Today, we will. Chicken farmer Austin "Jack" DeCoster is set to testify before a House panel in Washington. Until now, DeCoster hasn't spoken publicly on the problems.
His son Peter, who runs Wright County Egg's farms, is also expected to be at the noon hearing. The Des Moines Register got a copy of their prepared testimony.
Hear are some highlights.
The DeCosters were shocked by the news that salmonella-tainted eggs they produced may have hurt people. Jack's testimony says:
We were horrified to learn that our eggs may have made people sick. We apologize to every one who may have been sickened by eating our eggs.

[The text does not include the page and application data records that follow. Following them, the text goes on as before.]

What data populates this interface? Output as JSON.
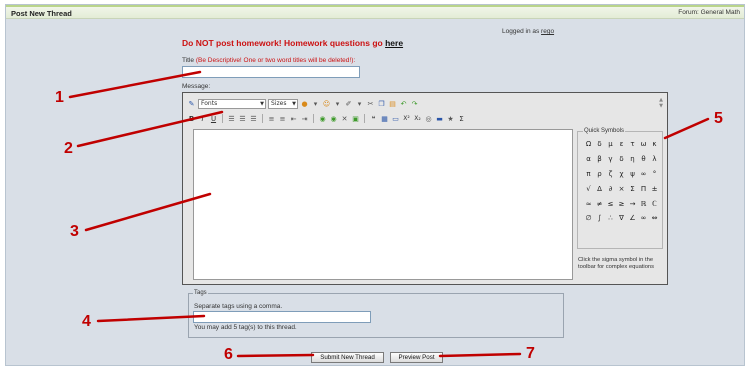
{
  "header": {
    "title": "Post New Thread",
    "forum": "Forum: General Math"
  },
  "login": {
    "text": "Logged in as",
    "user": "rego"
  },
  "warning": {
    "text": "Do NOT post homework! Homework questions go",
    "link": "here"
  },
  "title_field": {
    "label": "Title",
    "hint": "(Be Descriptive! One or two word titles will be deleted!):",
    "value": ""
  },
  "message": {
    "label": "Message:",
    "toolbar": {
      "font_select": "Fonts",
      "size_select": "Sizes",
      "bold": "B",
      "italic": "I",
      "underline": "U",
      "sigma": "Σ",
      "subscript": "X₂",
      "superscript": "X²"
    },
    "body": ""
  },
  "quick_symbols": {
    "legend": "Quick Symbols",
    "symbols": [
      "Ω",
      "δ",
      "μ",
      "ε",
      "τ",
      "ω",
      "κ",
      "α",
      "β",
      "γ",
      "δ",
      "η",
      "θ",
      "λ",
      "π",
      "ρ",
      "ζ",
      "χ",
      "ψ",
      "∞",
      "°",
      "√",
      "Δ",
      "∂",
      "×",
      "Σ",
      "Π",
      "±",
      "≈",
      "≠",
      "≤",
      "≥",
      "→",
      "ℝ",
      "ℂ",
      "∅",
      "∫",
      "∴",
      "∇",
      "∠",
      "∞",
      "⇔"
    ],
    "note": "Click the sigma symbol in the toolbar for complex equations"
  },
  "tags": {
    "legend": "Tags",
    "hint": "Separate tags using a comma.",
    "value": "",
    "note": "You may add 5 tag(s) to this thread."
  },
  "buttons": {
    "submit": "Submit New Thread",
    "preview": "Preview Post"
  },
  "annotations": {
    "labels": [
      "1",
      "2",
      "3",
      "4",
      "5",
      "6",
      "7"
    ],
    "color": "#c00000"
  },
  "colors": {
    "warning": "#cc1111",
    "page_bg": "#d9dfe7",
    "editor_bg": "#e6e6e6"
  }
}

I pray several times each day for all of them and for their improved health.
The rapid growth of the family's egg business created problems:
Over the years, we have grown to be pretty big in producing eggs. Unfortunately we got big quite a while before we stopped acting like we were small. What I mean by that is we were big before we started adopting sophisticated procedure to be sure we met all of the government requirements.

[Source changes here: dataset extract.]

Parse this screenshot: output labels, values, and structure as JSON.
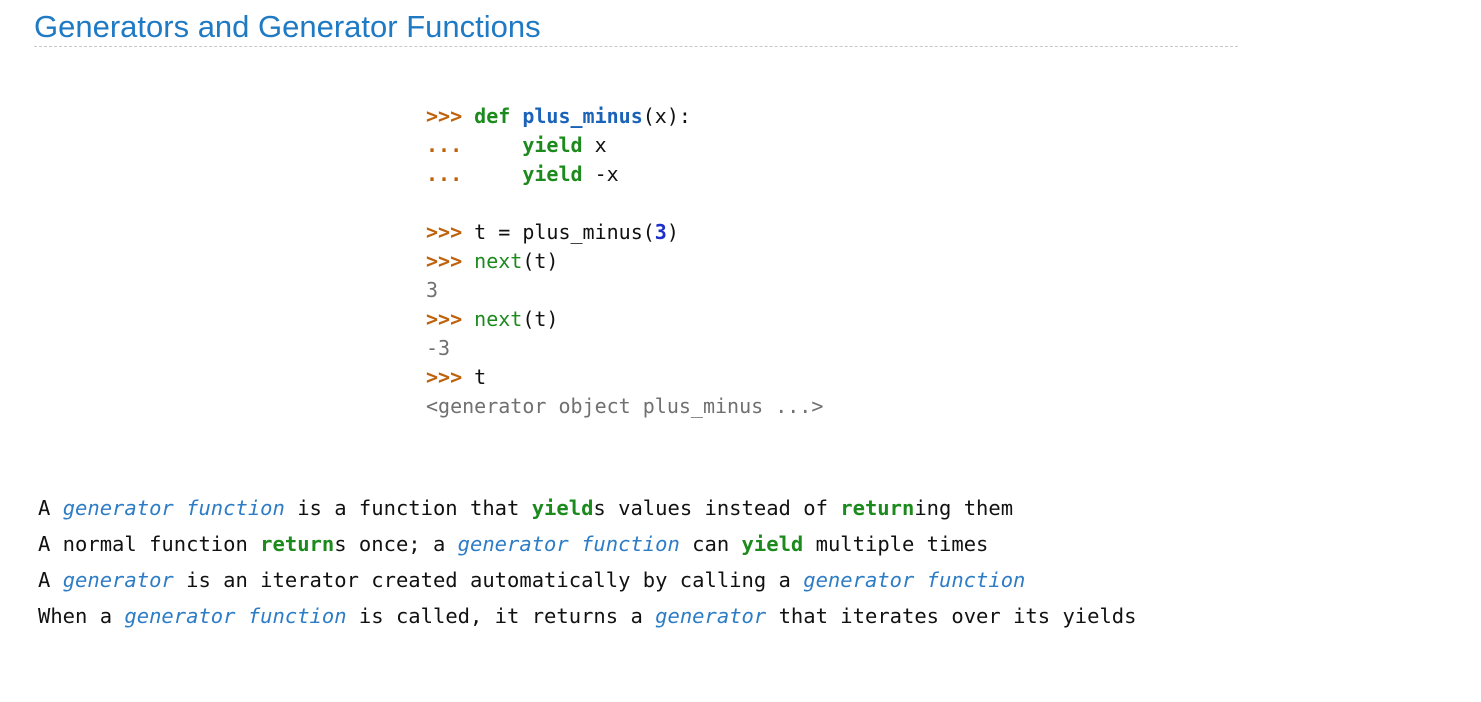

Peter DeCoster will explain how the Wright County operation works and what the family has done to improve quality:
While we always believed we were doing the right thing, it is now very clear that we must do more.

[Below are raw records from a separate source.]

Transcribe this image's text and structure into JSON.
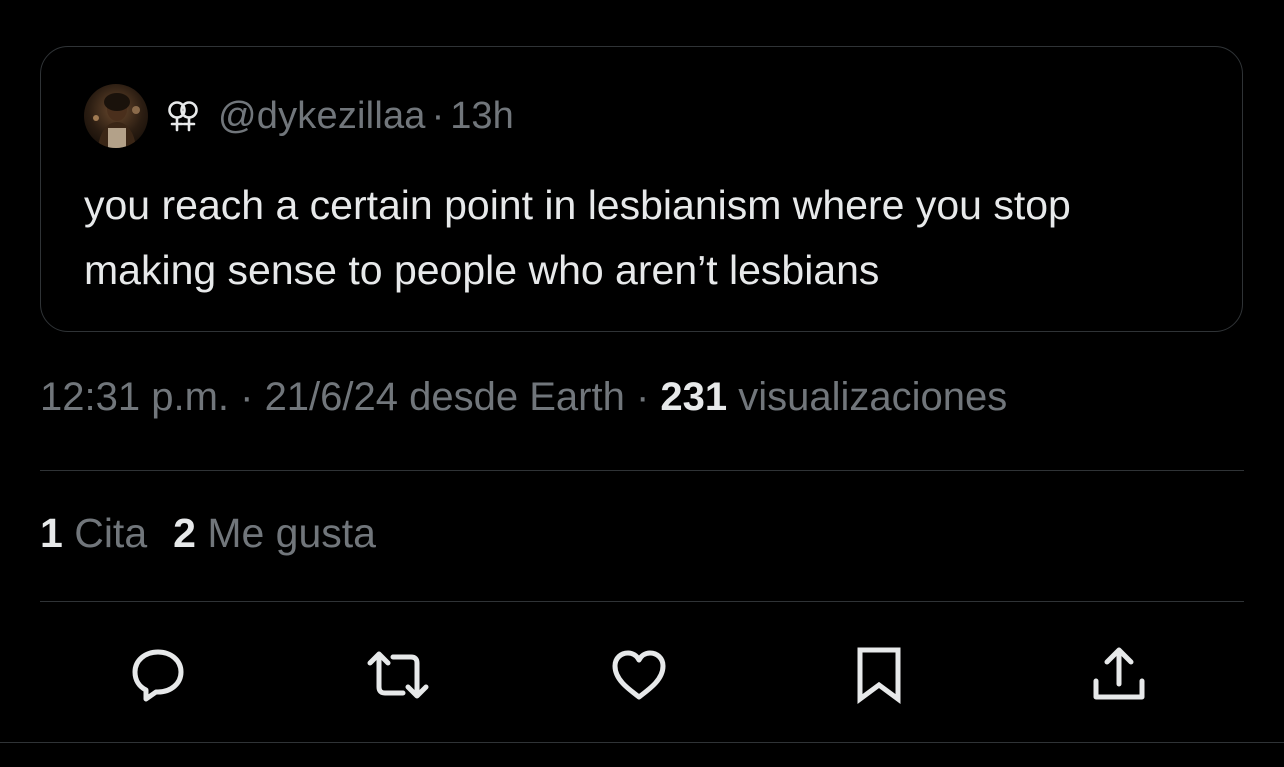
{
  "quote": {
    "avatar_icon": "user-avatar-photo",
    "badge_icon": "double-female-symbol-icon",
    "handle": "@dykezillaa",
    "separator": "·",
    "time": "13h",
    "text": "you reach a certain point in lesbianism where you stop making sense to people who aren’t lesbians"
  },
  "meta": {
    "time": "12:31 p.m.",
    "sep1": " · ",
    "date_source": "21/6/24 desde Earth",
    "sep2": " · ",
    "views_count": "231",
    "views_label": " visualizaciones"
  },
  "stats": {
    "quotes_count": "1",
    "quotes_label": " Cita",
    "likes_count": "2",
    "likes_label": " Me gusta"
  },
  "actions": {
    "reply_icon": "reply-icon",
    "retweet_icon": "retweet-icon",
    "like_icon": "heart-icon",
    "bookmark_icon": "bookmark-icon",
    "share_icon": "share-icon"
  },
  "colors": {
    "background": "#000000",
    "primary_text": "#e7e9ea",
    "secondary_text": "#71767b",
    "border": "#2f3336"
  }
}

In his testimony, Peter DeCoster points a finger toward a supplier of ingredients for chicken feed for blame.
At this time, we cannot be absolutely certain of the root cause of the contamination of eggs we produced. However, the Committe may want to know at we view the most likely root cause of the contamination to be meat and bone meal that was an ingredient in our feed.
Last month, Philip Brasher, who has been covering the story for the Register, told NPR that Jack DeCoster has been a controversial figure on Iowa's agricultural scene since moving from Maine and setting up industrial farming operations in the state.
His company "had a whole series of environmental violations involving the manure from his hog farms and got into continual trouble with state regulators," Brasher said. And it "quickly became a poster child for what was wrong with large-scale agriculture to people who didnt want to see farming go in that direction."
Between 2008 and 2010, some 73 samples taken from the Wright County operations were "potentially positive" for salmonella, according to the Food and Drug Administration.
Wednesday's New York Times delves into the history of the DeCoster egg business and links to salmonella outbreaks going back decades.
Paul Blake, a Centers for Disease Control and Prevention official involved in salmonella investigations in the 1980s, told the paper, "When we were in the thick of it, the name that came up again and again was DeCoster Egg Farms. [Copyright 2010 National Public Radio]